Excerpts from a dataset
Start of Block

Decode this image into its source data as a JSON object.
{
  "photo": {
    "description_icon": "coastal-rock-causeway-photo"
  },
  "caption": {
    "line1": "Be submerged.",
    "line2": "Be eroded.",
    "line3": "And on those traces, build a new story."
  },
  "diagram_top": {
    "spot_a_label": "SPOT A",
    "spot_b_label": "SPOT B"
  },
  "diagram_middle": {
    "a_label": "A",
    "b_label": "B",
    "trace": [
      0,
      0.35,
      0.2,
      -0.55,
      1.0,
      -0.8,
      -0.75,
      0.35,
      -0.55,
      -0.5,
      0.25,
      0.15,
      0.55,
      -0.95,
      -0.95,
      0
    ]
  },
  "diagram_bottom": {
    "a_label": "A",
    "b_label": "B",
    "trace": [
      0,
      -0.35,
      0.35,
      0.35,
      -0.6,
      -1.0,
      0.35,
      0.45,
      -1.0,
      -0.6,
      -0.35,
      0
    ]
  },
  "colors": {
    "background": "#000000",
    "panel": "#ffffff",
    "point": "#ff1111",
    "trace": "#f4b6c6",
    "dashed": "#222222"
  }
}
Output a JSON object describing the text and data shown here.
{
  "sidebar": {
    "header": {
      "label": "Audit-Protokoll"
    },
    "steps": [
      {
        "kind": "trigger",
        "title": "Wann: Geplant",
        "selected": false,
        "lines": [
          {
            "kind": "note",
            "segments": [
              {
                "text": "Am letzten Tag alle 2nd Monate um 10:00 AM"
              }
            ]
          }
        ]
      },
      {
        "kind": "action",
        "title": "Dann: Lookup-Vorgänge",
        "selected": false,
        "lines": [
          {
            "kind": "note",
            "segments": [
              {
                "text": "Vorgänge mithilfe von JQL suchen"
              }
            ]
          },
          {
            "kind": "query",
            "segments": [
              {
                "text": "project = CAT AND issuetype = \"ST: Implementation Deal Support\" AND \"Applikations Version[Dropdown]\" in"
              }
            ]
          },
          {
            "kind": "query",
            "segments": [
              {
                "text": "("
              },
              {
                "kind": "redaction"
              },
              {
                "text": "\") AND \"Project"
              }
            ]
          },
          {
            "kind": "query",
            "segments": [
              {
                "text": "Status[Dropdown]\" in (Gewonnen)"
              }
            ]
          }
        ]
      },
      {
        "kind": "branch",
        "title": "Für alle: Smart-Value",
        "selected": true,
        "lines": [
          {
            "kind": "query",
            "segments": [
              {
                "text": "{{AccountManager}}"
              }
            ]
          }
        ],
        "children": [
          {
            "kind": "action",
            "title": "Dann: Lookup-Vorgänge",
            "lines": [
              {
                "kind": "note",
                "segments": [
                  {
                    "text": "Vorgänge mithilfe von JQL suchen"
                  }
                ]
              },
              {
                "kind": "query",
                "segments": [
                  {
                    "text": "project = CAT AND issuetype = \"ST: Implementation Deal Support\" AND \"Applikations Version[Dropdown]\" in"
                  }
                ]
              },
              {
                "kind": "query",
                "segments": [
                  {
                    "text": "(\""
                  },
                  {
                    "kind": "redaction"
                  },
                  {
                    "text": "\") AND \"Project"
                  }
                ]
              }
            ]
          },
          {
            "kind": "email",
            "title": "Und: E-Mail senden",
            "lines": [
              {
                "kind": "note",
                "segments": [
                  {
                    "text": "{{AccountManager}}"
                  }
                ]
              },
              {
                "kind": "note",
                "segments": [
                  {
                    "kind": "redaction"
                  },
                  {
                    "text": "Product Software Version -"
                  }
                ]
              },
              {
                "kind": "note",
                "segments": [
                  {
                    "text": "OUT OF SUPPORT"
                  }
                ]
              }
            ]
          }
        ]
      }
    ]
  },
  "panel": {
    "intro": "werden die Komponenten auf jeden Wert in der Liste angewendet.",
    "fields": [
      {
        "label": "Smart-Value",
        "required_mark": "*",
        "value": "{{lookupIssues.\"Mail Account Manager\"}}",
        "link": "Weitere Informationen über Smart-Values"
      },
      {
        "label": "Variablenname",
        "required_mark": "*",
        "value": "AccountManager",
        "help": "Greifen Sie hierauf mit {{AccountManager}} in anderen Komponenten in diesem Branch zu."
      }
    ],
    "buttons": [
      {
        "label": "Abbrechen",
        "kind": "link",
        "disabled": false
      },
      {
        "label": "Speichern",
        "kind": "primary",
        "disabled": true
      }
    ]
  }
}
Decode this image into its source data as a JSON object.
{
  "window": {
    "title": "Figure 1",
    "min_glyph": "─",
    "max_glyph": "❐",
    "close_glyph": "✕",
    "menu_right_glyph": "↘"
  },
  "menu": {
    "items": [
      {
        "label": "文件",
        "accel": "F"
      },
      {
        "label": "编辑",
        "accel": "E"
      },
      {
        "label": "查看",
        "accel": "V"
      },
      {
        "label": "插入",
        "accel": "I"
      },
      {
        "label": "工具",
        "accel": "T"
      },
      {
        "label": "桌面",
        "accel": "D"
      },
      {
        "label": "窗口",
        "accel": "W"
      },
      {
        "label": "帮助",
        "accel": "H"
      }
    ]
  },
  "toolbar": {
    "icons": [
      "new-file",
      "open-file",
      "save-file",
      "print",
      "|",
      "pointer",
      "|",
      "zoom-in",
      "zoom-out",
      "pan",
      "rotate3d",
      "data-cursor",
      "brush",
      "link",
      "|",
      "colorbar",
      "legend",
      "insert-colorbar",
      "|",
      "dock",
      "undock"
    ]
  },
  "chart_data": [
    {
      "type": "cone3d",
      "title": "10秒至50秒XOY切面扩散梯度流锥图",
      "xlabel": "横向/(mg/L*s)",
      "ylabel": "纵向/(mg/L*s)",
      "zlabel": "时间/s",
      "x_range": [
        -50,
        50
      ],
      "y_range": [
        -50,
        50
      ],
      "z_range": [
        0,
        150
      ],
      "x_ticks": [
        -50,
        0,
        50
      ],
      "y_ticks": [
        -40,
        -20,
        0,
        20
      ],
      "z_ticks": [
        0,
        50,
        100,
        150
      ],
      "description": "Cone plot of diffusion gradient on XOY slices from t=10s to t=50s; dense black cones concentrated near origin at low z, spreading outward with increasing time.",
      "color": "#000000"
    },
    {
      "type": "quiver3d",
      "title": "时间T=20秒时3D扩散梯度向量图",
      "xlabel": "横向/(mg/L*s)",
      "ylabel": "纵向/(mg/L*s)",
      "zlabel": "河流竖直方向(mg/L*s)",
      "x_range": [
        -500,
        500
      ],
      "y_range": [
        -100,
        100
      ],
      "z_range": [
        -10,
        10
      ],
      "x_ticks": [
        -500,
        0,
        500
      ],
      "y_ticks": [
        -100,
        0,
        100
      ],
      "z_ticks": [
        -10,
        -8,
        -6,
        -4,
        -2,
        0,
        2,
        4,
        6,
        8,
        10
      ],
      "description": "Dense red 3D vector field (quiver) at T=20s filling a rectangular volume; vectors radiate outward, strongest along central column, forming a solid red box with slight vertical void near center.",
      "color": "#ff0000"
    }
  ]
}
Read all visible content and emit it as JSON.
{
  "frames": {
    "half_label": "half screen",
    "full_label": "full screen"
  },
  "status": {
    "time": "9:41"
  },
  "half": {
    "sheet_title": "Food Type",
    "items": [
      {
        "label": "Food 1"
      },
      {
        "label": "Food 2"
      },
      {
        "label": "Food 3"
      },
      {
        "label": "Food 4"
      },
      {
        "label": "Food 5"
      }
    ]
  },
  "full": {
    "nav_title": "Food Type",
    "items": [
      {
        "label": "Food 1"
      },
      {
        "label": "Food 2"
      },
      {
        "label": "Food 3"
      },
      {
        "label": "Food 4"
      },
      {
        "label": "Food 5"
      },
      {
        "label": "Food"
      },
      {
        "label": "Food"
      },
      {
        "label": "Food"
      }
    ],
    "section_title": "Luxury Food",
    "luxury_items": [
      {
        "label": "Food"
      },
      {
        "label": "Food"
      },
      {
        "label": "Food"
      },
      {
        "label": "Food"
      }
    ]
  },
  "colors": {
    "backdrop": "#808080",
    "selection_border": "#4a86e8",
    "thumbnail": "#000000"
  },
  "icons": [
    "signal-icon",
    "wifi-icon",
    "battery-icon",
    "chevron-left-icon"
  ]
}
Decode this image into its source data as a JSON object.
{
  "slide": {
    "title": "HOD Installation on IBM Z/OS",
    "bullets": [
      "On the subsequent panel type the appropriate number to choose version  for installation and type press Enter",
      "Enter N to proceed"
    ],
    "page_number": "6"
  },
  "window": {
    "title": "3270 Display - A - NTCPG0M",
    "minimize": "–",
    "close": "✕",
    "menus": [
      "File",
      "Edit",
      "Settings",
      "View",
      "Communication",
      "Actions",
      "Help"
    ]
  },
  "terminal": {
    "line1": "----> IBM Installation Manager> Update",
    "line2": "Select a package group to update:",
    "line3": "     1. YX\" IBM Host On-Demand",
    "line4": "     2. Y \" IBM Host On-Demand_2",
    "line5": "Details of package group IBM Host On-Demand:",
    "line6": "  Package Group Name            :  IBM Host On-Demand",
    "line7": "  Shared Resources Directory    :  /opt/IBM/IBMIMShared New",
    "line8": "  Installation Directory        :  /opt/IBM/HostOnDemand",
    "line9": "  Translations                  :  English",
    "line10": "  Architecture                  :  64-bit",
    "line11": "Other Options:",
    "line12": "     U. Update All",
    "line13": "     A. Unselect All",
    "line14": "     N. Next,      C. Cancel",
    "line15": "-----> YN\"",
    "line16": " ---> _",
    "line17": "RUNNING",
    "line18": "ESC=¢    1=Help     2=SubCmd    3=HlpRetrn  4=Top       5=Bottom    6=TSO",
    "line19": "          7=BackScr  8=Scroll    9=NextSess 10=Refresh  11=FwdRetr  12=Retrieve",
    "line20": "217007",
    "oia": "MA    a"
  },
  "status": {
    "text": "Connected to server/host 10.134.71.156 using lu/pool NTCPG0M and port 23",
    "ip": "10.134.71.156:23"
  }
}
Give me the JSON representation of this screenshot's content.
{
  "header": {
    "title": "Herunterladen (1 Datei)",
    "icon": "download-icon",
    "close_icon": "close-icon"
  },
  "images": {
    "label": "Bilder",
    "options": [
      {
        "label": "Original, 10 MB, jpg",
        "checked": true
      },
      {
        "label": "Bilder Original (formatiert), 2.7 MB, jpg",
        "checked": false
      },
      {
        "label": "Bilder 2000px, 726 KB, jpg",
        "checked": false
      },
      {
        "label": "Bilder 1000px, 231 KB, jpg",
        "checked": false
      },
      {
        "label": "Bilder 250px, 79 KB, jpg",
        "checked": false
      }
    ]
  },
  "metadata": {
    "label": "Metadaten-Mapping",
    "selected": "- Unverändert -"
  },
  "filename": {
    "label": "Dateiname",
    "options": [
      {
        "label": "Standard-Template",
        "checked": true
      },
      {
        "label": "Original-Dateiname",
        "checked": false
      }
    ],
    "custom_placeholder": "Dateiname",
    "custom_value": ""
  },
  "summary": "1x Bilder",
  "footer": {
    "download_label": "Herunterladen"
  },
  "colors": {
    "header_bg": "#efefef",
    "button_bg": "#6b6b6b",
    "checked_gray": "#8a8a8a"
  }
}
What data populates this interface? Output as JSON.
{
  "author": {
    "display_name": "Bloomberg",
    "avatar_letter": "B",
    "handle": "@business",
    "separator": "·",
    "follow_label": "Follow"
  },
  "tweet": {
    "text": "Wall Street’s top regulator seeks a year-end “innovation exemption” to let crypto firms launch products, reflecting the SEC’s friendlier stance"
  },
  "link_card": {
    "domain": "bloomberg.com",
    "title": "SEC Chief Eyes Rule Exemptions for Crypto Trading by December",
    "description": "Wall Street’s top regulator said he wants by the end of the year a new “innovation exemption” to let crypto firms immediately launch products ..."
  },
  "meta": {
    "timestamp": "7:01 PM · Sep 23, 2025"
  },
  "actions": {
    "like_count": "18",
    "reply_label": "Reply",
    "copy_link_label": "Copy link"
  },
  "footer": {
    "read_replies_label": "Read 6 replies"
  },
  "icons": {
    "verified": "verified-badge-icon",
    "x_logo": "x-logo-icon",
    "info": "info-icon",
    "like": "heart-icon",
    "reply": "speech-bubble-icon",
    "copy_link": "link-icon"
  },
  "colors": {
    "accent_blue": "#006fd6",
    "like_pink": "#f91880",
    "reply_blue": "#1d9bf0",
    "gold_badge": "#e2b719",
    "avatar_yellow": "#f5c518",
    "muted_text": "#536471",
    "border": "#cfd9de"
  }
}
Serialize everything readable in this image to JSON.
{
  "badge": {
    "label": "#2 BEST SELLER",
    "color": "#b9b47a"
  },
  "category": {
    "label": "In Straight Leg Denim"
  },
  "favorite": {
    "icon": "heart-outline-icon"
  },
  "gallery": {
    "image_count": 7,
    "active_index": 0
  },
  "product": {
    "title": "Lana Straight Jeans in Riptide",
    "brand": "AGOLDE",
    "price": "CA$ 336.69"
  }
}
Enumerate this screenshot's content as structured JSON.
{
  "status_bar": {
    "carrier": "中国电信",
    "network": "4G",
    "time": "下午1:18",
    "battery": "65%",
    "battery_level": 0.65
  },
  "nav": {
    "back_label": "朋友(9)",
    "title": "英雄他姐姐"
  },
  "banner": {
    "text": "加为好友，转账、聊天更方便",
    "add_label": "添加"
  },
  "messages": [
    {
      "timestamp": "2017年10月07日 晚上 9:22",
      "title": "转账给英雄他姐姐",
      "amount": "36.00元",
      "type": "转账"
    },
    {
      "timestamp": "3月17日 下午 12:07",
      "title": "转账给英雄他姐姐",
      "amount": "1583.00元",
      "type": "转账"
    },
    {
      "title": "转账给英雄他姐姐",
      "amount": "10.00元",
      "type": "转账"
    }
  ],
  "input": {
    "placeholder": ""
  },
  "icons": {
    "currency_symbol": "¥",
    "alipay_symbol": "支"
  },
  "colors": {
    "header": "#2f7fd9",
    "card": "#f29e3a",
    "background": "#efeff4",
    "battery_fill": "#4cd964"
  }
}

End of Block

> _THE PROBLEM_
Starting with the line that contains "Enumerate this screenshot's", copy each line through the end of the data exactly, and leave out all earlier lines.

> _SOLVED EXERCISE_
Enumerate this screenshot's content as structured JSON.
{
  "status_bar": {
    "carrier": "中国电信",
    "network": "4G",
    "time": "下午1:18",
    "battery": "65%",
    "battery_level": 0.65
  },
  "nav": {
    "back_label": "朋友(9)",
    "title": "英雄他姐姐"
  },
  "banner": {
    "text": "加为好友，转账、聊天更方便",
    "add_label": "添加"
  },
  "messages": [
    {
      "timestamp": "2017年10月07日 晚上 9:22",
      "title": "转账给英雄他姐姐",
      "amount": "36.00元",
      "type": "转账"
    },
    {
      "timestamp": "3月17日 下午 12:07",
      "title": "转账给英雄他姐姐",
      "amount": "1583.00元",
      "type": "转账"
    },
    {
      "title": "转账给英雄他姐姐",
      "amount": "10.00元",
      "type": "转账"
    }
  ],
  "input": {
    "placeholder": ""
  },
  "icons": {
    "currency_symbol": "¥",
    "alipay_symbol": "支"
  },
  "colors": {
    "header": "#2f7fd9",
    "card": "#f29e3a",
    "background": "#efeff4",
    "battery_fill": "#4cd964"
  }
}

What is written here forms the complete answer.